Sweeney Todd sets up a barber shop on the first floor of a pie shop in Fleet Street run by Mrs Lovett who recognises Todd prior to his exile. After cut throating his first victim, a deceitful rival barber, Adolfo Pirelli, Mrs Lovett decides that the corpse should not be wasted and uses the remains to stuff her meat pies. She rises from being known as the worst pie shop owner to the most acclaimed because of who secret special ingredient.

More murder and mayhem ensues as tensions rise as to whether he can entice Judge Turpin and his beadle (associate) to the barber shop and the gleaming razors that wait . Can Johanna, Sweeney Todd’s daughter, escape from a mental asylum with her new love, a sailor named Anthony Hope? Will Sweeney Todd ever see his daughter again? And what is the fate of his alliance with Mrs Lovett and her pie making enterprise?

Sondheim as the great musical genius successor to the previous musical royalty of Rogers and Hammerstein  and Learner and Lowe, stands head and shoulders above most composers even today. To my mind, his genius lies in taking unusual subject matter for adaption to the musical form. In this production, with a wonderful orchestra led by  Vanessa Scammell. Sondhem playfully incorporates tunes of a nursery rhyme character, irish jigs, mellow dramatic ballads, Bernard Herrmann strident shrieks all into a cohesive whole.

Into this dark subject matter, Sondheim introduces nuanced pieces of black humour that pleasingly leavens the blood lust of both Todd and Lovett.

Anthony Warlow as Sweeney Todd is in glorious voice as the tragic barber. Gina Riley who seems to have comedy in her DNA extracts the mischievous wicked humour subtly injected into the script. Riley’s vocal interplay with Warlow is highly entertaining.

Daniel Sumegi as the lecherous, vain Judge Turpin displays a gorgeously rich baritone whilst Genevieve Kingsford has a sweet soprano which aptly suits the Victorian damsel in distress. As the fraudulent Italian conman Adolfo Pirelli, a comic Barber of Seville type, Tod Strike’s physical and musical dexterity  provides a lovely contrast to Anthony Warlow’s dark and burnished vocals.

A special mention must be made of Debra Byrne as a beggar woman who can in the same tune rise from a hideous cackle to a glorious soprano.

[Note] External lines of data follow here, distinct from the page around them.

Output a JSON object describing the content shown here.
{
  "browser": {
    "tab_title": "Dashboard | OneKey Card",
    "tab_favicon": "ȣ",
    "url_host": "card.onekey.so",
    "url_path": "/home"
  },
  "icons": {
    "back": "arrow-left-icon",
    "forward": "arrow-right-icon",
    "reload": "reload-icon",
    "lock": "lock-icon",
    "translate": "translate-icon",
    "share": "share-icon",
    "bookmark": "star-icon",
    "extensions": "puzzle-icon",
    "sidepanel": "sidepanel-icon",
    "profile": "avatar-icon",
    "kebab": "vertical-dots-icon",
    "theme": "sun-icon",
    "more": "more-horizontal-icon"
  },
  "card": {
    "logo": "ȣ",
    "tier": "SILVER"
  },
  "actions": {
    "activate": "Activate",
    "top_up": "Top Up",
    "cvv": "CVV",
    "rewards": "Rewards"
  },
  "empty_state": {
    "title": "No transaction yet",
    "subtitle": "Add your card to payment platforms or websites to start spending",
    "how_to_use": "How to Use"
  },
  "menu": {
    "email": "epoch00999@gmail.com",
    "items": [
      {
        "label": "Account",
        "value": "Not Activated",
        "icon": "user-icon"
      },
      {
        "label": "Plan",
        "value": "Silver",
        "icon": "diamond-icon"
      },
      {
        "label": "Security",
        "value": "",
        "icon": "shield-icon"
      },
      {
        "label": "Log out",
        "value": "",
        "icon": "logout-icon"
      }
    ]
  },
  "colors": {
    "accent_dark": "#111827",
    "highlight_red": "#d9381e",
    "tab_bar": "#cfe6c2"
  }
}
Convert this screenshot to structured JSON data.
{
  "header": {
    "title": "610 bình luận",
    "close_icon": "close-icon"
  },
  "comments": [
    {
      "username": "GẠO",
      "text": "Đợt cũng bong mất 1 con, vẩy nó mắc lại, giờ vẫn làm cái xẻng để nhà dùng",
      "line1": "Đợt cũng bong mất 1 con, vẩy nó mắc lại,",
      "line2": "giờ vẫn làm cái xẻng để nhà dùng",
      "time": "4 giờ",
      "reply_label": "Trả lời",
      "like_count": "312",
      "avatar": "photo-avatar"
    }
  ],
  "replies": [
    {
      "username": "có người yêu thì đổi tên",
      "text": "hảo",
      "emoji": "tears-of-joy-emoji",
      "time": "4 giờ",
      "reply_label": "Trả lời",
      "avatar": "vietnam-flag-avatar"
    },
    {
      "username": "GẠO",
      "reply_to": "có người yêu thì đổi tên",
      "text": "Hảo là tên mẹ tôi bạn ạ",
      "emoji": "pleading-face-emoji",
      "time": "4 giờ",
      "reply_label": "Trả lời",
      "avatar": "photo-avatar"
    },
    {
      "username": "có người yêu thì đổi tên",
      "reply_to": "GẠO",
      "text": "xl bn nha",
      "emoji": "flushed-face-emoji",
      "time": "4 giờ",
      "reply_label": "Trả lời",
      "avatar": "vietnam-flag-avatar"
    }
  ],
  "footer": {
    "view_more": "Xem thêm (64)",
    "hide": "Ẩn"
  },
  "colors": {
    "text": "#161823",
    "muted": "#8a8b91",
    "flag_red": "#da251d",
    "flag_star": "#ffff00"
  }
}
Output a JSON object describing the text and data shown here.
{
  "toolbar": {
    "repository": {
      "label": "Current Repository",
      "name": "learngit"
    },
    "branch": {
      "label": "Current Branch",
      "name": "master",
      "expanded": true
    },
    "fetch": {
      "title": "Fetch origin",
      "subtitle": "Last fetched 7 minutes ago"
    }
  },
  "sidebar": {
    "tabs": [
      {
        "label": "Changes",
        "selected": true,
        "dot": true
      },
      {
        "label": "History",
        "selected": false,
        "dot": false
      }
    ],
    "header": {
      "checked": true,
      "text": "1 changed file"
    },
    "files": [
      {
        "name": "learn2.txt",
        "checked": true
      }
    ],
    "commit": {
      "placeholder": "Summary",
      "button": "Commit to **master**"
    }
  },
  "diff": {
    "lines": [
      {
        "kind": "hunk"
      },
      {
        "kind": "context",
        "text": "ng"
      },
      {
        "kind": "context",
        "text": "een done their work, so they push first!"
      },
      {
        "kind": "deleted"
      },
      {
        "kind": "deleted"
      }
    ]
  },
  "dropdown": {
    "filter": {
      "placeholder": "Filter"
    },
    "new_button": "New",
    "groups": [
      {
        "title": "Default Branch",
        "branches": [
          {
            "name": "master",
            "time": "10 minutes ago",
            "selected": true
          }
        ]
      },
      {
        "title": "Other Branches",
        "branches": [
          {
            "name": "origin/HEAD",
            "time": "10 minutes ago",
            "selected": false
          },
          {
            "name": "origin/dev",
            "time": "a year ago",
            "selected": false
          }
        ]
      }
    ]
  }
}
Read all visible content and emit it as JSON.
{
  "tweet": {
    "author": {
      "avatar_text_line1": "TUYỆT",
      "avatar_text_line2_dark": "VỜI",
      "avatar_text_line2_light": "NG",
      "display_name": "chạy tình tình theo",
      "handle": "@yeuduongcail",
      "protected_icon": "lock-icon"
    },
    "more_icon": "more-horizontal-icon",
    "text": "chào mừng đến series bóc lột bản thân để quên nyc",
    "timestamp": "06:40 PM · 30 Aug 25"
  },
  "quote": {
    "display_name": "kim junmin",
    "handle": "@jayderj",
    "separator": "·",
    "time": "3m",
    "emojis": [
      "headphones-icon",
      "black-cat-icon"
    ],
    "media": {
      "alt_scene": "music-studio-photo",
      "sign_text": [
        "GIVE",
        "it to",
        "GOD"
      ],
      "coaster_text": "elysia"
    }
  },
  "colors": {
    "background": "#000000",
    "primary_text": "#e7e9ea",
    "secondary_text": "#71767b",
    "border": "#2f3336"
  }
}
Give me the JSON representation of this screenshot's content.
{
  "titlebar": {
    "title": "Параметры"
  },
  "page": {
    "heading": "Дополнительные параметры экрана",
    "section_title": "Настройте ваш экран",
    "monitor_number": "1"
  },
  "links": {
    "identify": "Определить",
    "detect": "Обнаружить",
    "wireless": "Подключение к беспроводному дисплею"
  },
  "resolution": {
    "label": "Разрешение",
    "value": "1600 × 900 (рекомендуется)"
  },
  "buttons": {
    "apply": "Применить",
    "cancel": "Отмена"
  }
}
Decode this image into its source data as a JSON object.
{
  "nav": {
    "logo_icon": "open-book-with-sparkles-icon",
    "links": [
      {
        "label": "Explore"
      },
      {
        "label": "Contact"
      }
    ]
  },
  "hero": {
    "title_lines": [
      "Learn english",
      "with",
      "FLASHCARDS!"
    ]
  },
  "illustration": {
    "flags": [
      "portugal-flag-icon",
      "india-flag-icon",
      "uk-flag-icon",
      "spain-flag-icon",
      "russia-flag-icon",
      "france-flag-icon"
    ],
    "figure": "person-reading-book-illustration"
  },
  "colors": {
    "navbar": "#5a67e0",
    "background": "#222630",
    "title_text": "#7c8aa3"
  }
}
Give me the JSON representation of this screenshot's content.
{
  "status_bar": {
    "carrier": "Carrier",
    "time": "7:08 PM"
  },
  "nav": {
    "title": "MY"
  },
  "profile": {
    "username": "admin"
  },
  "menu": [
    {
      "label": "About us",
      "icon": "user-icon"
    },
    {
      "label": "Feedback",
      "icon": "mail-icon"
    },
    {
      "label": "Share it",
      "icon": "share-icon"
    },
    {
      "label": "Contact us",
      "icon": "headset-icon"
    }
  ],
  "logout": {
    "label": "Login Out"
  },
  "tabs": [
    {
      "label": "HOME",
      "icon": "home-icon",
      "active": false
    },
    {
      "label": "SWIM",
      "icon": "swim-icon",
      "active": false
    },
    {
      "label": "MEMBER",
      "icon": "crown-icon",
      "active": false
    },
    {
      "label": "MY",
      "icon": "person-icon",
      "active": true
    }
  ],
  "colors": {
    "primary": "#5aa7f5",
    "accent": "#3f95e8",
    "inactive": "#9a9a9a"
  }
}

Occupying about quarter of the stage area in a corner quadrant was the small orchestra ably conducted by musical theatre veteran Vanessa Scammell. The fact that the positioning of the orchestra did not swamp the vocals was in part due to Scammell’s nuanced orchestra as well as by the sound design headed up by Emily Adams.

Given that Charlotte Lane’s set design had a chunk of its space sacrificed to the orchestra it nonetheless comfortably encompassed the various large choral ensembles and principals in its split level design.

Designed as a Victorian Gothic mansion, though static, various back projections and clever use of props meant that we were viewing was a full theatrical production.

This production was deftly directed by Theresa Borg, who despite a large cast was able to delineate each character’s qualities and eccentricities in the way that the D’Oyly Carte Opera Company  exploited their talented ensemble in Gilbert and Sullivan productions.

Navigating the obstacles of a small set with various steps and ladders the choreographer Jo-Anne Robinson nevertheless rose to the challenge with the principals

scuttling up and down a ladder to the barber shop, sliding into the set itself and creating a banquet table full of characters.

SWEENEY TODD played the ICC Theatre between Thursday 13th and Sunday 16th June, 2019.

This was a highly enjoyable and polished  production and I am at a loss as to why it had a cruelly short four day season.

I hope it returns in the near future in a more traditional theatre venue which would further amplify this production’s fine qualities.